___ RECORDS SHOWN ___

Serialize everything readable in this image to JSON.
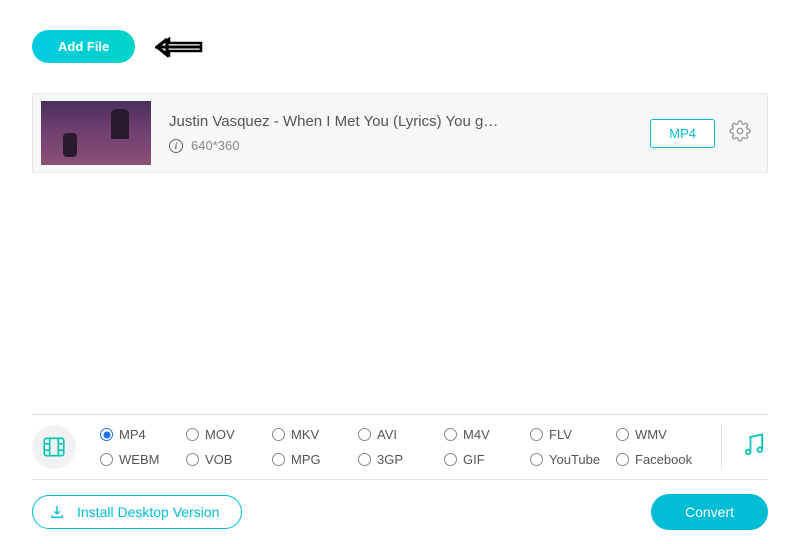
{
  "toolbar": {
    "add_file_label": "Add File"
  },
  "file": {
    "title": "Justin Vasquez - When I Met You (Lyrics) You g…",
    "resolution": "640*360",
    "format_badge": "MP4"
  },
  "formats": {
    "selected": "MP4",
    "row1": [
      "MP4",
      "MOV",
      "MKV",
      "AVI",
      "M4V",
      "FLV",
      "WMV"
    ],
    "row2": [
      "WEBM",
      "VOB",
      "MPG",
      "3GP",
      "GIF",
      "YouTube",
      "Facebook"
    ]
  },
  "footer": {
    "install_label": "Install Desktop Version",
    "convert_label": "Convert"
  }
}
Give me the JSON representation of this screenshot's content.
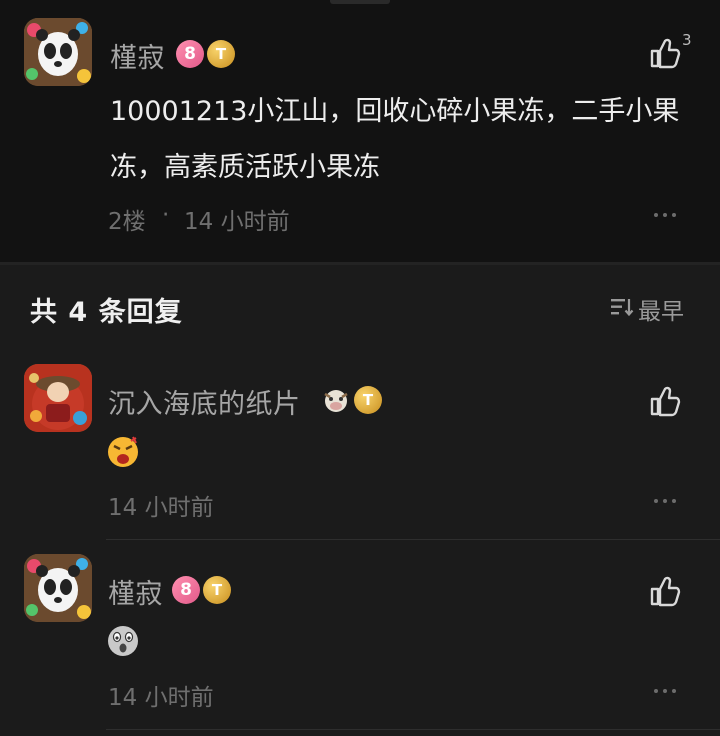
{
  "main_comment": {
    "user_name": "槿寂",
    "level_badge": "8",
    "vip_badge": "T",
    "text": "10001213小江山，回收心碎小果冻，二手小果冻，高素质活跃小果冻",
    "floor": "2楼",
    "separator": "·",
    "time": "14 小时前",
    "like_count": "3"
  },
  "replies_header": {
    "title": "共 4 条回复",
    "sort_label": "最早"
  },
  "replies": [
    {
      "user_name": "沉入海底的纸片",
      "vip_badge": "T",
      "emoji": "cry-emoji",
      "time": "14 小时前"
    },
    {
      "user_name": "槿寂",
      "level_badge": "8",
      "vip_badge": "T",
      "emoji": "shocked-emoji",
      "time": "14 小时前"
    }
  ],
  "colors": {
    "background": "#1b1b1b",
    "card_background": "#121212",
    "text_primary": "#ededed",
    "text_secondary": "#a6a6a6",
    "text_meta": "#6f6f6f",
    "level_badge": "#e25a8a",
    "vip_badge": "#d9a33a"
  }
}
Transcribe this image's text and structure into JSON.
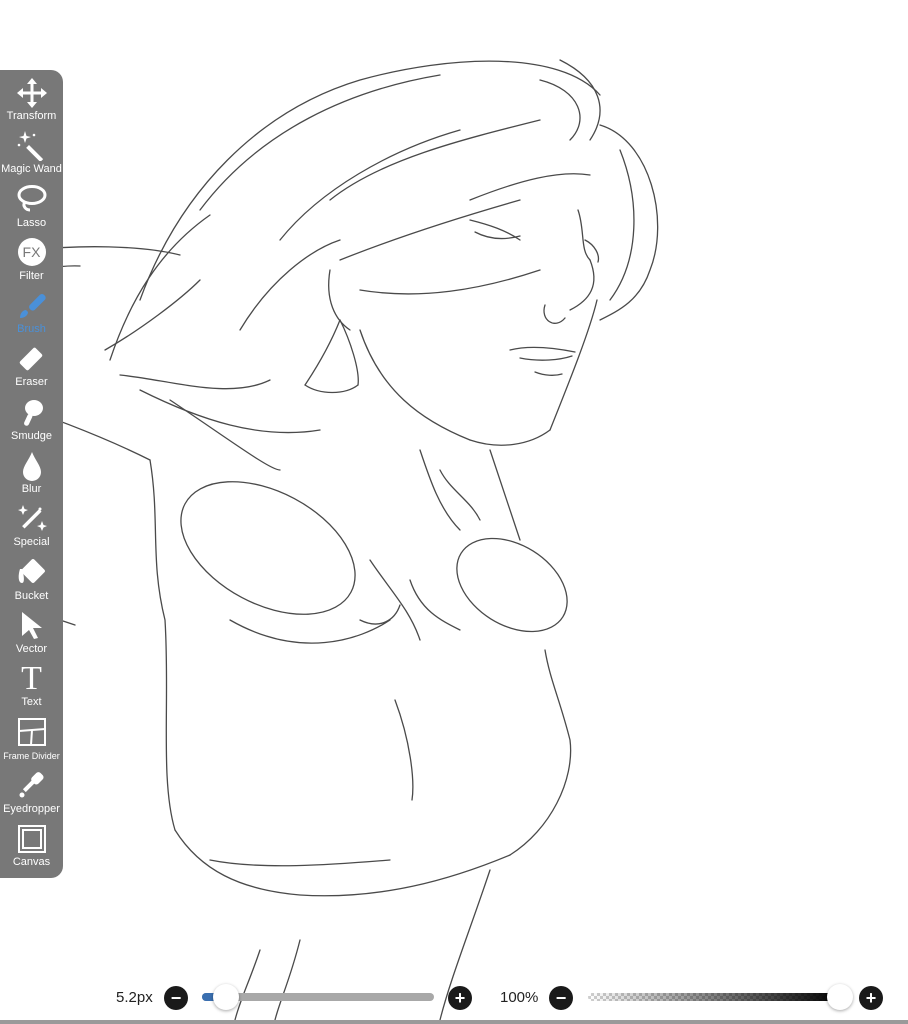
{
  "toolbar": {
    "active_color": "#4a90d9",
    "items": [
      {
        "label": "Transform",
        "icon": "transform-icon"
      },
      {
        "label": "Magic Wand",
        "icon": "magic-wand-icon"
      },
      {
        "label": "Lasso",
        "icon": "lasso-icon"
      },
      {
        "label": "Filter",
        "icon": "fx-icon",
        "icon_text": "FX"
      },
      {
        "label": "Brush",
        "icon": "brush-icon",
        "active": true
      },
      {
        "label": "Eraser",
        "icon": "eraser-icon"
      },
      {
        "label": "Smudge",
        "icon": "smudge-icon"
      },
      {
        "label": "Blur",
        "icon": "blur-drop-icon"
      },
      {
        "label": "Special",
        "icon": "special-sparkle-icon"
      },
      {
        "label": "Bucket",
        "icon": "bucket-icon"
      },
      {
        "label": "Vector",
        "icon": "vector-arrow-icon"
      },
      {
        "label": "Text",
        "icon": "text-icon",
        "icon_text": "T"
      },
      {
        "label": "Frame Divider",
        "icon": "frame-divider-icon"
      },
      {
        "label": "Eyedropper",
        "icon": "eyedropper-icon"
      },
      {
        "label": "Canvas",
        "icon": "canvas-icon"
      }
    ]
  },
  "bottom_bar": {
    "brush_size": {
      "label": "5.2px",
      "level": 0.1
    },
    "opacity": {
      "label": "100%",
      "level": 1.0
    },
    "minus_symbol": "−",
    "plus_symbol": "+"
  }
}
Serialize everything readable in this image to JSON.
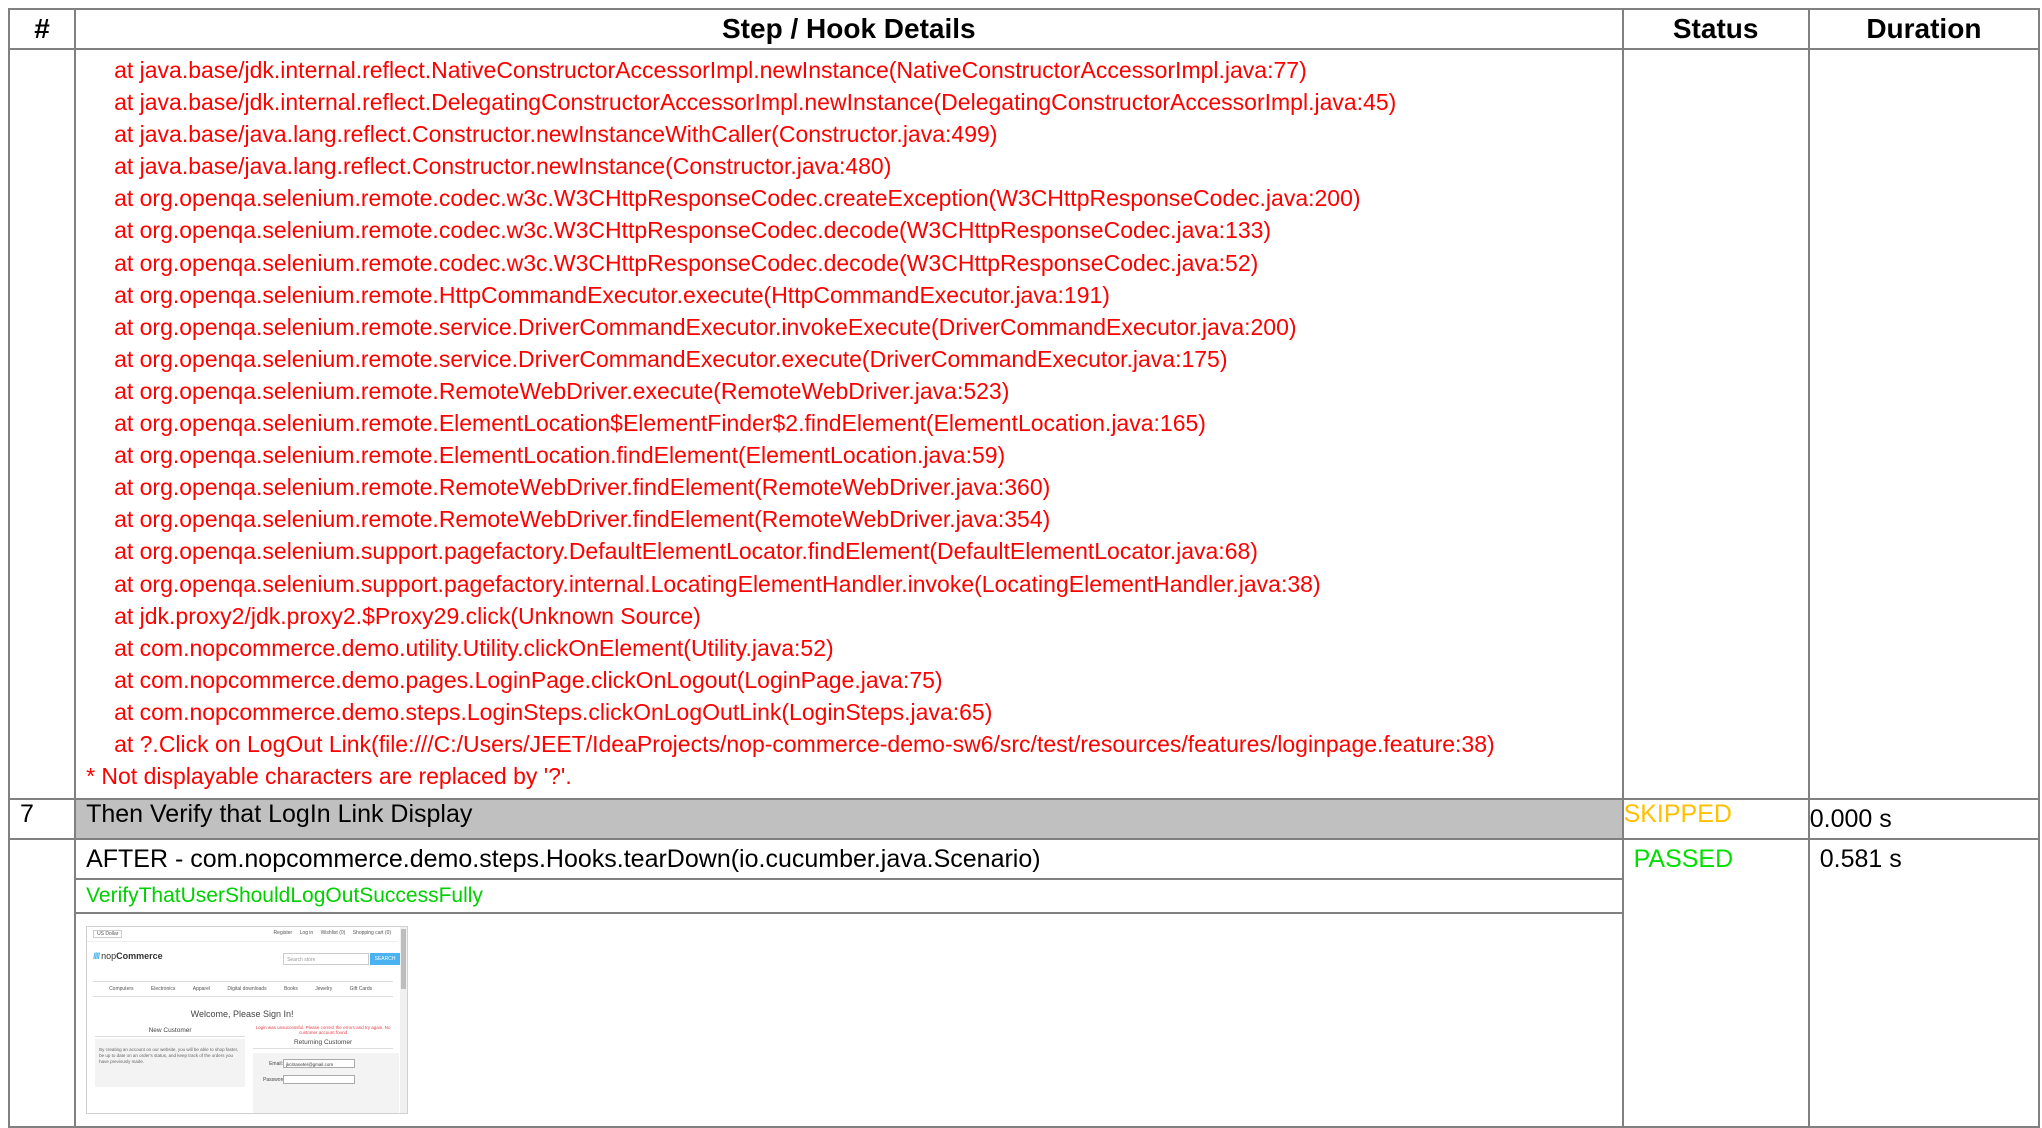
{
  "table": {
    "headers": {
      "num": "#",
      "step": "Step / Hook Details",
      "status": "Status",
      "duration": "Duration"
    }
  },
  "stacktrace": {
    "frames": [
      "at java.base/jdk.internal.reflect.NativeConstructorAccessorImpl.newInstance(NativeConstructorAccessorImpl.java:77)",
      "at java.base/jdk.internal.reflect.DelegatingConstructorAccessorImpl.newInstance(DelegatingConstructorAccessorImpl.java:45)",
      "at java.base/java.lang.reflect.Constructor.newInstanceWithCaller(Constructor.java:499)",
      "at java.base/java.lang.reflect.Constructor.newInstance(Constructor.java:480)",
      "at org.openqa.selenium.remote.codec.w3c.W3CHttpResponseCodec.createException(W3CHttpResponseCodec.java:200)",
      "at org.openqa.selenium.remote.codec.w3c.W3CHttpResponseCodec.decode(W3CHttpResponseCodec.java:133)",
      "at org.openqa.selenium.remote.codec.w3c.W3CHttpResponseCodec.decode(W3CHttpResponseCodec.java:52)",
      "at org.openqa.selenium.remote.HttpCommandExecutor.execute(HttpCommandExecutor.java:191)",
      "at org.openqa.selenium.remote.service.DriverCommandExecutor.invokeExecute(DriverCommandExecutor.java:200)",
      "at org.openqa.selenium.remote.service.DriverCommandExecutor.execute(DriverCommandExecutor.java:175)",
      "at org.openqa.selenium.remote.RemoteWebDriver.execute(RemoteWebDriver.java:523)",
      "at org.openqa.selenium.remote.ElementLocation$ElementFinder$2.findElement(ElementLocation.java:165)",
      "at org.openqa.selenium.remote.ElementLocation.findElement(ElementLocation.java:59)",
      "at org.openqa.selenium.remote.RemoteWebDriver.findElement(RemoteWebDriver.java:360)",
      "at org.openqa.selenium.remote.RemoteWebDriver.findElement(RemoteWebDriver.java:354)",
      "at org.openqa.selenium.support.pagefactory.DefaultElementLocator.findElement(DefaultElementLocator.java:68)",
      "at org.openqa.selenium.support.pagefactory.internal.LocatingElementHandler.invoke(LocatingElementHandler.java:38)",
      "at jdk.proxy2/jdk.proxy2.$Proxy29.click(Unknown Source)",
      "at com.nopcommerce.demo.utility.Utility.clickOnElement(Utility.java:52)",
      "at com.nopcommerce.demo.pages.LoginPage.clickOnLogout(LoginPage.java:75)",
      "at com.nopcommerce.demo.steps.LoginSteps.clickOnLogOutLink(LoginSteps.java:65)",
      "at ?.Click on LogOut Link(file:///C:/Users/JEET/IdeaProjects/nop-commerce-demo-sw6/src/test/resources/features/loginpage.feature:38)"
    ],
    "note": "* Not displayable characters are replaced by '?'."
  },
  "step7": {
    "number": "7",
    "text": "Then Verify that LogIn Link Display",
    "status": "SKIPPED",
    "duration": "0.000 s"
  },
  "hook": {
    "title": "AFTER - com.nopcommerce.demo.steps.Hooks.tearDown(io.cucumber.java.Scenario)",
    "subtitle": "VerifyThatUserShouldLogOutSuccessFully",
    "status": "PASSED",
    "duration": "0.581 s",
    "screenshot": {
      "currency": "US Dollar",
      "toplinks": [
        "Register",
        "Log in",
        "Wishlist (0)",
        "Shopping cart (0)"
      ],
      "logo_prefix": "nop",
      "logo_suffix": "Commerce",
      "search_placeholder": "Search store",
      "search_button": "SEARCH",
      "menu": [
        "Computers",
        "Electronics",
        "Apparel",
        "Digital downloads",
        "Books",
        "Jewelry",
        "Gift Cards"
      ],
      "welcome": "Welcome, Please Sign In!",
      "new_customer": "New Customer",
      "new_customer_text": "By creating an account on our website, you will be able to shop faster, be up to date on an order's status, and keep track of the orders you have previously made.",
      "error": "Login was unsuccessful. Please correct the errors and try again. No customer account found",
      "returning_customer": "Returning Customer",
      "email_label": "Email:",
      "email_value": "jkcitraneter@gmail.com",
      "password_label": "Password:"
    }
  },
  "colors": {
    "failed_text": "#ff0000",
    "skipped": "#ffc000",
    "passed": "#00e000",
    "border": "#808080",
    "step_bg": "#c0c0c0"
  }
}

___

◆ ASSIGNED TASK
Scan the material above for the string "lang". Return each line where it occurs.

◆ EXERCISE ANSWER
      "at java.base/java.lang.reflect.Constructor.newInstanceWithCaller(Constructor.java:499)",
      "at java.base/java.lang.reflect.Constructor.newInstance(Constructor.java:480)",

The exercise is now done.